At that moment it hit me. This issue could be a matter of eternal importance. He would never believe that a man who drank alcohol could be speaking the word of God.
My answer to anyone who asks about alcohol consumption is not about morality. My concern and my convictions run much deeper. For me, alcohol consumption is about the mission. God’s mission to make disciples of all nations. As Christians, we need to learn to ask ourselves the right questions. Our primary questions should not be, is this [whatever ‘this’ is] “right or wrong.” Rather, we should ask, “does this advance or hinder God’s mission?” I think we should be consumed by the final marching orders of our King – make disciples of all nations – and I know that alcohol consumption can be a hindrance to this mandate.
NOW THAT I HAVE YOUR ATTENTION
This post is actually about more than alcohol. Sure, if you are fuming right now about your scotch or beer, you have a real problem and need to do something about it. However, for the rest of you who are bobbing your head like a doll on a hot dashboard, I have you right where I want you.
You have just agreed that the mission of God should determine lifestyle choices. There is no question that Christians are free in Christ, but you have just agreed that, for the Christian, the mission of God, not selective morality, should be our driving force.
SO – let’s think about other things.
Your time – is your investment of the hours in your day contributing to God’s mission or is it a distraction for you or others.
Your money – What does your use, or misuse, of money and “things” do to accomplish the mission? Are you leveraging your finances to advance God’s kingdom or your own?
Your Family – are you raising your kids and leading your home as a Great Commission stewardship, or are you chasing the American dream and living in fear of complete obedience.
Your job, your reputation, your experiences – Get the message?
The Apostle Paul wrote: “You were called to be free, brothers; only do not use this freedom as an opportunity for the flesh, but serve one another through love.” (Galatians 5:13
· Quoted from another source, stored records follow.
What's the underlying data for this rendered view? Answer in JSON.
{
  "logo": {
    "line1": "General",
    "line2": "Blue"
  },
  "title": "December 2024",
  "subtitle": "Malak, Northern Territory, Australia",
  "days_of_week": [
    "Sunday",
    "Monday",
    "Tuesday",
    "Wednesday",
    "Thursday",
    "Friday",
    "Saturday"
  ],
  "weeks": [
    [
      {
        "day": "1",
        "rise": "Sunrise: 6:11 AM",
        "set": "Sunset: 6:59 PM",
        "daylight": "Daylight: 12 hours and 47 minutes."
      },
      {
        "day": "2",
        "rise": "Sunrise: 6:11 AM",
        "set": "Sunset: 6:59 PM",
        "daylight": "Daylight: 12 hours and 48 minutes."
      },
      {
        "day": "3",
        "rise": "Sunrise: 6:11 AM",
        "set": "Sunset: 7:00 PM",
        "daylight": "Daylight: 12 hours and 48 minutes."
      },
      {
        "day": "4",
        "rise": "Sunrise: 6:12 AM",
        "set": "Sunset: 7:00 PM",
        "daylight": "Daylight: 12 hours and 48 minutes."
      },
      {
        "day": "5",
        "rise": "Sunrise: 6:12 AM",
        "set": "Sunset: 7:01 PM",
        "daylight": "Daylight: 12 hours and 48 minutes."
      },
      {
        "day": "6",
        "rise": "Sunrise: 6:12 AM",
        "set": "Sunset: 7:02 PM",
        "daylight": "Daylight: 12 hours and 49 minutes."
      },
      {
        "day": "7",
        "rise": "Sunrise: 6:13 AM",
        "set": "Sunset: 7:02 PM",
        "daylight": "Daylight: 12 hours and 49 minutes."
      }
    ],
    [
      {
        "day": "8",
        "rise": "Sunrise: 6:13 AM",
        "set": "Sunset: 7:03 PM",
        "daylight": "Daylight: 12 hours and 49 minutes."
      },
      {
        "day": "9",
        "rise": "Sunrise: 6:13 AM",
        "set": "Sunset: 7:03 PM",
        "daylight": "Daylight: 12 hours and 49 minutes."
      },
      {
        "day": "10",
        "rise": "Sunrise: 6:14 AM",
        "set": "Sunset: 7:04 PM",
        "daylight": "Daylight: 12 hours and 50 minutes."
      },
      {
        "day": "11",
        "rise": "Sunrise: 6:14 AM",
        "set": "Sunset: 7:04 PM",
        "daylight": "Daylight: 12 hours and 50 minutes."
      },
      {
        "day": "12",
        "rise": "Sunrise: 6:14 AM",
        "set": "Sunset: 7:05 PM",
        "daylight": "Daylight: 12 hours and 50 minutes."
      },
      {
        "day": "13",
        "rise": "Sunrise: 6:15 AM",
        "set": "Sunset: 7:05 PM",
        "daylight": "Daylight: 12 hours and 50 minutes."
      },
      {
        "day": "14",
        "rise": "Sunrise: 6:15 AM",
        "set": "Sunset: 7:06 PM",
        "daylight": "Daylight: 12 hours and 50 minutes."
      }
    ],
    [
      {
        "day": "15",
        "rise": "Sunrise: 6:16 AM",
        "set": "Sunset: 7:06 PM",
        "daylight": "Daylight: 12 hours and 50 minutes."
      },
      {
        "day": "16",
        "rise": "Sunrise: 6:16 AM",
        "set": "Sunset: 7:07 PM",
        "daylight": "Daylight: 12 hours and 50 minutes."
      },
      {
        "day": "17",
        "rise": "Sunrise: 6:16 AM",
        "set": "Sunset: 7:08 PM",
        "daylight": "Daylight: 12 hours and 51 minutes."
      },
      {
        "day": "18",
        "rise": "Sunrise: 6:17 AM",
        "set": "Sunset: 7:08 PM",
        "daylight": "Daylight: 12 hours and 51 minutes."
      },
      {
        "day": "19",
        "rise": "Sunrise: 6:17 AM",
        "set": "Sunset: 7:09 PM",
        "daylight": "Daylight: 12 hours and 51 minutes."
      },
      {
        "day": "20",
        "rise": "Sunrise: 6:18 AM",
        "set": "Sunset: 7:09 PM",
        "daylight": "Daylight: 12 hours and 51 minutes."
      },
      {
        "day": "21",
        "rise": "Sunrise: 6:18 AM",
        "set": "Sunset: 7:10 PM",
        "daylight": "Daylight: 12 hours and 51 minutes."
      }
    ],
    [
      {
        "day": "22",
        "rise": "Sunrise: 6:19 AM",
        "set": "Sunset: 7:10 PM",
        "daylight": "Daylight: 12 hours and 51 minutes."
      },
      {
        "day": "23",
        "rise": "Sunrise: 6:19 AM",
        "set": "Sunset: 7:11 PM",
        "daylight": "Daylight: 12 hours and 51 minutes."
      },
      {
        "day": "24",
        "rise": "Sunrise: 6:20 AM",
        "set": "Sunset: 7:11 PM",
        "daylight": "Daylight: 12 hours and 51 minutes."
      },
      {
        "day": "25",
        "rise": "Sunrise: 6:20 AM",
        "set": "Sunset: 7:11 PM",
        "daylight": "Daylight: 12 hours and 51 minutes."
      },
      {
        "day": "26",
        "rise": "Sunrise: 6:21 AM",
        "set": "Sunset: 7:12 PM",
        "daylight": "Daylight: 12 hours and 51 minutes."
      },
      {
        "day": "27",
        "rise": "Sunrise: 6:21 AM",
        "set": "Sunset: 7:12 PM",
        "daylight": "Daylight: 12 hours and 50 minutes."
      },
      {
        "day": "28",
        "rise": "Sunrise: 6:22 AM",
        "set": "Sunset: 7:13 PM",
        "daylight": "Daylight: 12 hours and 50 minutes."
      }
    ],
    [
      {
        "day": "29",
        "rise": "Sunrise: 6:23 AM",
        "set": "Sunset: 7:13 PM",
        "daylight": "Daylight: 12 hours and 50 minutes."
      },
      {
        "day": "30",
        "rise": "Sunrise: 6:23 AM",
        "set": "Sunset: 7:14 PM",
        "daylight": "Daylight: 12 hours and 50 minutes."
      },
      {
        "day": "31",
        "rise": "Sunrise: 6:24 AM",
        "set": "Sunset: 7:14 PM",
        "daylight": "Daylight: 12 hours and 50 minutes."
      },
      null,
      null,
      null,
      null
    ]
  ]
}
Scott Hildreth is the director of the Lewis A. Drummond Center for Great Commission Studies. He frequently speaks on issues of missions, spiritual formation, missiology, and theology. Scott also contributes to SEBTS faculty blog www.betweenthetimes.com